# Work task
Which lines in the records below include the word "Floral"? Report each of them in full.

# Records to use
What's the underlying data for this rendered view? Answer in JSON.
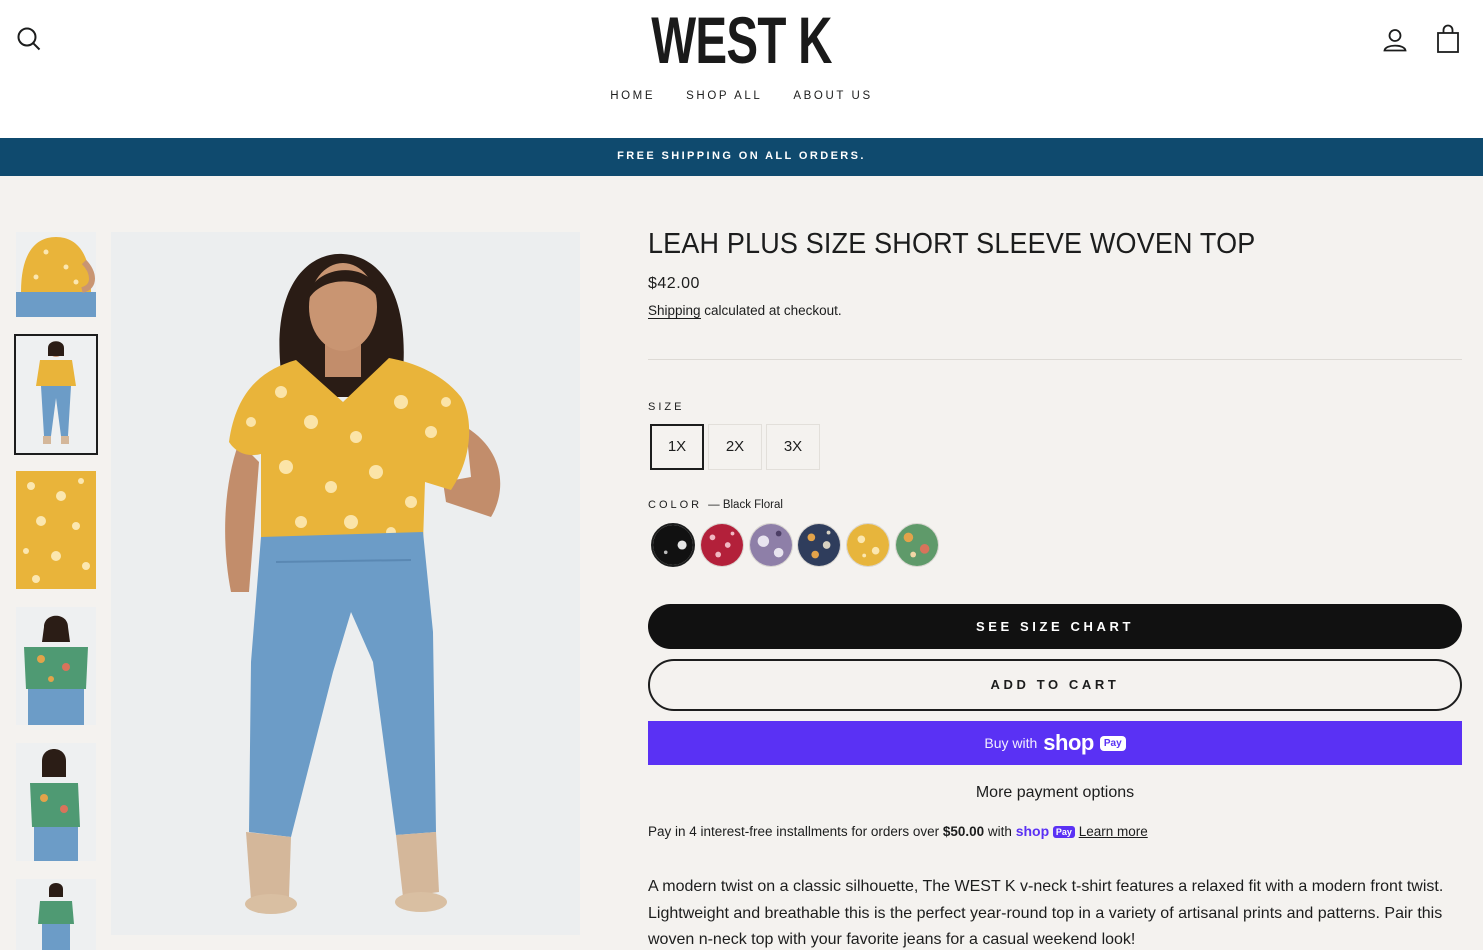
{
  "header": {
    "logo": "WEST K",
    "nav": [
      {
        "label": "HOME"
      },
      {
        "label": "SHOP ALL"
      },
      {
        "label": "ABOUT US"
      }
    ],
    "icons": [
      "search-icon",
      "account-icon",
      "cart-icon"
    ]
  },
  "announcement": "FREE SHIPPING ON ALL ORDERS.",
  "product": {
    "title": "LEAH PLUS SIZE SHORT SLEEVE WOVEN TOP",
    "price": "$42.00",
    "shipping_link": "Shipping",
    "shipping_rest": " calculated at checkout.",
    "size_label": "SIZE",
    "sizes": [
      "1X",
      "2X",
      "3X"
    ],
    "selected_size": "1X",
    "color_label": "COLOR",
    "color_selected": "— Black Floral",
    "swatches": [
      {
        "name": "Black Floral",
        "color": "#111111"
      },
      {
        "name": "Red Floral",
        "color": "#b3203a"
      },
      {
        "name": "Lavender Floral",
        "color": "#8e7fa8"
      },
      {
        "name": "Navy Floral",
        "color": "#2f3d5c"
      },
      {
        "name": "Mustard Floral",
        "color": "#e7b53c"
      },
      {
        "name": "Green Floral",
        "color": "#5f9a6a"
      }
    ],
    "size_chart_button": "SEE SIZE CHART",
    "add_to_cart_button": "ADD TO CART",
    "shoppay": {
      "buy_with": "Buy with",
      "shop": "shop",
      "pay": "Pay"
    },
    "more_payment": "More payment options",
    "installments": {
      "text_before": "Pay in 4 interest-free installments for orders over ",
      "amount": "$50.00",
      "text_with": " with ",
      "shop": "shop",
      "pay": "Pay",
      "learn_more": "Learn more"
    },
    "description": "A modern twist on a classic silhouette, The WEST K v-neck t-shirt features a relaxed fit with a modern front twist. Lightweight and breathable this is the perfect year-round top in a variety of artisanal prints and patterns. Pair this woven n-neck top with your favorite jeans for a casual weekend look!"
  },
  "colors": {
    "announcement_bg": "#0f4a6e",
    "shoppay": "#5a31f4",
    "page_bg": "#f4f2ef",
    "top_yellow": "#e9b43a",
    "top_green": "#4f9a73",
    "denim": "#6c9cc7"
  }
}
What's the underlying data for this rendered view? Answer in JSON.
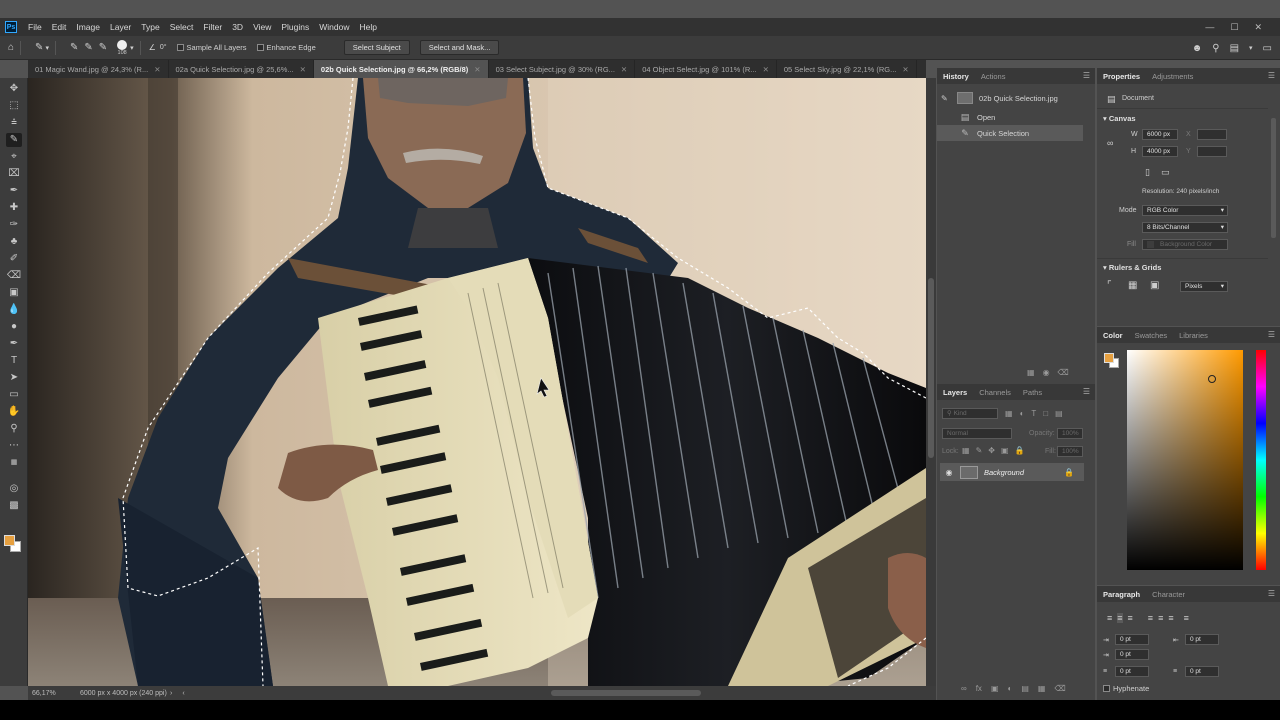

# Answer below
    "color_selected": "— Black Floral",
        "name": "Black Floral",
        "name": "Red Floral",
        "name": "Lavender Floral",
        "name": "Navy Floral",
        "name": "Mustard Floral",
        "name": "Green Floral",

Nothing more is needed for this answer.